Would the “cop in my pocket” accept a bribe from News International?

Morgan Freeman in The Dark KnightThis week’s New Scientist features an article entitled Smartphone surveillance: The cop in your pocket (kerching). In it, a rather breathless Nic Fleming waxes lyrically about how, thanks to our smartphones, “we are all set to gain unprecedented crime-fighting abilities.”

Sadly, however, it is not through being able to download mad martial arts skillz via our phones Matrix-style but by using the sensors on our phones to create a near-universal level of surveillance. The residents of Boston, for example, will soon be using their phones to record potholes in the road (thus rendering the Liberal Democrats entirely obsolete). Soon we’ll be able to use our phones to spot GPS jamming and the cameras in the front of our cars to track down stolen cars. If only manufacturers would include gas detectors in our phones, soon we’ll be able to get early warning of sarin gas attacks without having to do a thing.

The civil liberty implications of all this are waved away. We are reassured that software will be developed to guarantee privacy of the individual, with a particular system called “AnonySense” being cited, although it is not at all clear how all the examples illustrated in the article could be used anonymously, nor are the rights of the spied upon (as opposed to the spy) even considered.

But it is not Big Brother that ought to concern us here. What I don’t understand is how this article can be published, weeks after the hacking scandal erupted, without even considering the scope for massive abuse.

Imagine making such universal surveillance just a bung away from use by the tabloid newspapers. How could you even go into hiding from them if every single camera mounted on every single car in the country was just a mouse-click away from a corrupt police officer? This isn’t even theoretical now; we now know that police officers are perfectly willing to offer these services to journalists, safe in the knowledge that both their superiors and the journalists’ will be quite happy to look the other way and claim they didn’t know it was going on. We can delude ourselves that it won’t happen again, but you can bet that it will just as soon as the dust settles sufficiently enough for people to start thinking they can get away with it.

So while it is terribly exciting to think of our phones working like the ones at the end of the film The Dark Knight, the real question is what we can do to stop it from happening, not how it might save us from future attacks by Aum Shinrikyo.

Will the Conservatives join the progressive alliance against corruption?

Simple question: Nick Clegg has repeated Lib Dem calls for an inquiry into the scrapping of an anti-corruption investigation into the Saudi arms deal following revelations that Blair wrote a “who will rid me of this turbulent priest?“-style letter to the Attorney General on the eve of the investigation being dropped.

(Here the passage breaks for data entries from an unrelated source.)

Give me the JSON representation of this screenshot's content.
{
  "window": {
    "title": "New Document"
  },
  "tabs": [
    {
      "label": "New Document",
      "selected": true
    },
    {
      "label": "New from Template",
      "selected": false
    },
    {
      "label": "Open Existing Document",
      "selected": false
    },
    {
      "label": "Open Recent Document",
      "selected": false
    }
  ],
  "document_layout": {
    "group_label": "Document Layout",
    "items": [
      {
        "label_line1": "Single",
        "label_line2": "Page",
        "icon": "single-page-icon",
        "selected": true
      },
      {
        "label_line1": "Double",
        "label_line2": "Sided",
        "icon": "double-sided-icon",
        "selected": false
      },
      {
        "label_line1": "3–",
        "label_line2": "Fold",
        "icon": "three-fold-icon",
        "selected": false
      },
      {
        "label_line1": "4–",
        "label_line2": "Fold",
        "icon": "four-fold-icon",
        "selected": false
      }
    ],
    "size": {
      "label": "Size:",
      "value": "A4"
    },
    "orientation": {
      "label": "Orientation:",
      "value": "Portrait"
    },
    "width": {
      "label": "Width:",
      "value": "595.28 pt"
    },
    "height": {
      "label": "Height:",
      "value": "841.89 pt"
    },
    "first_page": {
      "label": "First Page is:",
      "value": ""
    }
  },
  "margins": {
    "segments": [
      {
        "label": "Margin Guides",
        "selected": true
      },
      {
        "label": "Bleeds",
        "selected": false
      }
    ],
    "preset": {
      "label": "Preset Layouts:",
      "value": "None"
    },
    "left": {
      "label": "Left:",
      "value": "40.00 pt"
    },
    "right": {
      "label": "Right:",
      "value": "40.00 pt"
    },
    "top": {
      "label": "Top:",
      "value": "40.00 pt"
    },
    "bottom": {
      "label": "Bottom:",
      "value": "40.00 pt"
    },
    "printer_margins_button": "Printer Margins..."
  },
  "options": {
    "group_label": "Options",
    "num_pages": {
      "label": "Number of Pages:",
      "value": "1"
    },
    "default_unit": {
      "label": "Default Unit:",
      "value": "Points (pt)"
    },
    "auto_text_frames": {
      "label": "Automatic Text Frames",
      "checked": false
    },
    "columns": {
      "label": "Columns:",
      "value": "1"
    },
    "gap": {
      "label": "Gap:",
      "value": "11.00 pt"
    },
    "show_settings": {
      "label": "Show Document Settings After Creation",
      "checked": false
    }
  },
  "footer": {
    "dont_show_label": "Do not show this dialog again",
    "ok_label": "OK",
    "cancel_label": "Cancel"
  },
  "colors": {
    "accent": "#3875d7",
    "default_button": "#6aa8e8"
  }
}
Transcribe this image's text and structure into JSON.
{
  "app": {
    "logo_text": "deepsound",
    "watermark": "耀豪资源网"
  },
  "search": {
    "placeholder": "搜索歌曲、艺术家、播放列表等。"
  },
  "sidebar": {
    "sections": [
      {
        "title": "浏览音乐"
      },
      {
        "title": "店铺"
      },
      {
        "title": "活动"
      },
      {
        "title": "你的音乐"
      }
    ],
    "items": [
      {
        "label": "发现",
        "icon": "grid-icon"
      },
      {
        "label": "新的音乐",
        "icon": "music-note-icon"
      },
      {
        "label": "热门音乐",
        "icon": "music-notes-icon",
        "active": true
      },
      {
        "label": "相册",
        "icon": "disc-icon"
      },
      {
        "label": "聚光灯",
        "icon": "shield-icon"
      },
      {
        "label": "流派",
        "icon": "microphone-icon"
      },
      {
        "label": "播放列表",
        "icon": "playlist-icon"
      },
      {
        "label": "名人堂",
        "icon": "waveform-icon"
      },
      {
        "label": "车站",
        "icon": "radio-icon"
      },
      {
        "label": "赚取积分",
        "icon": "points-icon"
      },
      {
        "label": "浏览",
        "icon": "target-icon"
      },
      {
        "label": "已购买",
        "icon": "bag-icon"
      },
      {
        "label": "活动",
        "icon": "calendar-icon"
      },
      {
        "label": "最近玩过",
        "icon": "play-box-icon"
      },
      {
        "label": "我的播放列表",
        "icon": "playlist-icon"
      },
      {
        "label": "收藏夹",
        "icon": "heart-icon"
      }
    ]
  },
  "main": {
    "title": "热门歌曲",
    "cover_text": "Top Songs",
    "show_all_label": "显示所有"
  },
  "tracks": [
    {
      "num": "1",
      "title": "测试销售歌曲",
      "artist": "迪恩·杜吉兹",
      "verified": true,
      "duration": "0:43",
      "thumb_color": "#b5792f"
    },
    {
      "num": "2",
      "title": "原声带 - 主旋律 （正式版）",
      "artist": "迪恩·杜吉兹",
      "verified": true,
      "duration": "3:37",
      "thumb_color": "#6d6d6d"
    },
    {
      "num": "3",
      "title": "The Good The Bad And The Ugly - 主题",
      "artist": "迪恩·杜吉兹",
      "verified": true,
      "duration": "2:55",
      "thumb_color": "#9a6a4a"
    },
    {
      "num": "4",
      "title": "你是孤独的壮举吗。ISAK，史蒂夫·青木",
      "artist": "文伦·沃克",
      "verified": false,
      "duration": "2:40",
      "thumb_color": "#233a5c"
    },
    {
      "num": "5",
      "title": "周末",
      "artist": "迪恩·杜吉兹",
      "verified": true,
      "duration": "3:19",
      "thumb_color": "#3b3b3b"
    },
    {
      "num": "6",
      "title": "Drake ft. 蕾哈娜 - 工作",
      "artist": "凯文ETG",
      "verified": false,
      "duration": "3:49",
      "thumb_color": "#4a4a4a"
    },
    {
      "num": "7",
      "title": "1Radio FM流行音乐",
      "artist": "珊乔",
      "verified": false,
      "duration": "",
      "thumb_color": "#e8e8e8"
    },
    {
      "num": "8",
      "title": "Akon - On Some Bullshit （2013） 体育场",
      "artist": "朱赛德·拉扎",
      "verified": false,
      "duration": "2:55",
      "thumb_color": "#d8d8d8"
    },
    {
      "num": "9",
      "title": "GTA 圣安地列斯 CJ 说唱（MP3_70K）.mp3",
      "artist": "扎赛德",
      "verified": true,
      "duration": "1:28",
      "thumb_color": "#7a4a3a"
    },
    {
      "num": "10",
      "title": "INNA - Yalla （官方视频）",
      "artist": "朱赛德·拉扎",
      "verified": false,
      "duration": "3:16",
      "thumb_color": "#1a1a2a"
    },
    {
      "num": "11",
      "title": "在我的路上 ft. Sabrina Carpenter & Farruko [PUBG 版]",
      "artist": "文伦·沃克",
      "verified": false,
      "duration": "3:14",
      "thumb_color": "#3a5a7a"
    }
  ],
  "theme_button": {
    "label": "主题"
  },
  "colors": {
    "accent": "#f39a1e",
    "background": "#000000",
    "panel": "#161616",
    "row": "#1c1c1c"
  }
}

Will David Cameron join this progressive alliance, or not?

Since we are apparently all progressives now, this is surely a no brainer? A basic fundamental tenet of progressivism is the idea of equality under the law, with no exceptions for special status. Who could argue against such a thing?

It is a simple question that demands a simple answer. Perhaps my Tory readers would care to try answering it.

Blue Peter Corrupt – Official

The BBC have truly lost it. Druggie presenters is one thing. Cynical competitive parents buying Blue Peter badges on eBay is quite another. But for Blue Peter to be involved in fixing a competition is, well, tantamount to defecating over the UK’s collective childhood experience.

An apology is not nearly enough. The entire production team and current presenters should be sacked. “Just following orders” cannot be accepted as a legitimate excuse. They should have taken a stand. After this, anything is possible. Konnie Huq modelling the latest in tweenie fetish wear? Some other presenter (I’ve only heard of Konnie Huq) showing kids how to make their own crackpipe out of bits of sticky backed plastic and a washing up liquid bottle? You name it.

The rot has got to be stopped!!!

Seriously, what sort of message does it send out to children if this sort of thing can be just glossed over? The message the BBC is sending out here is corruption is fine, so long as you apologise. Lord Reith must be spinning in his grave.

They have to pay a blood price.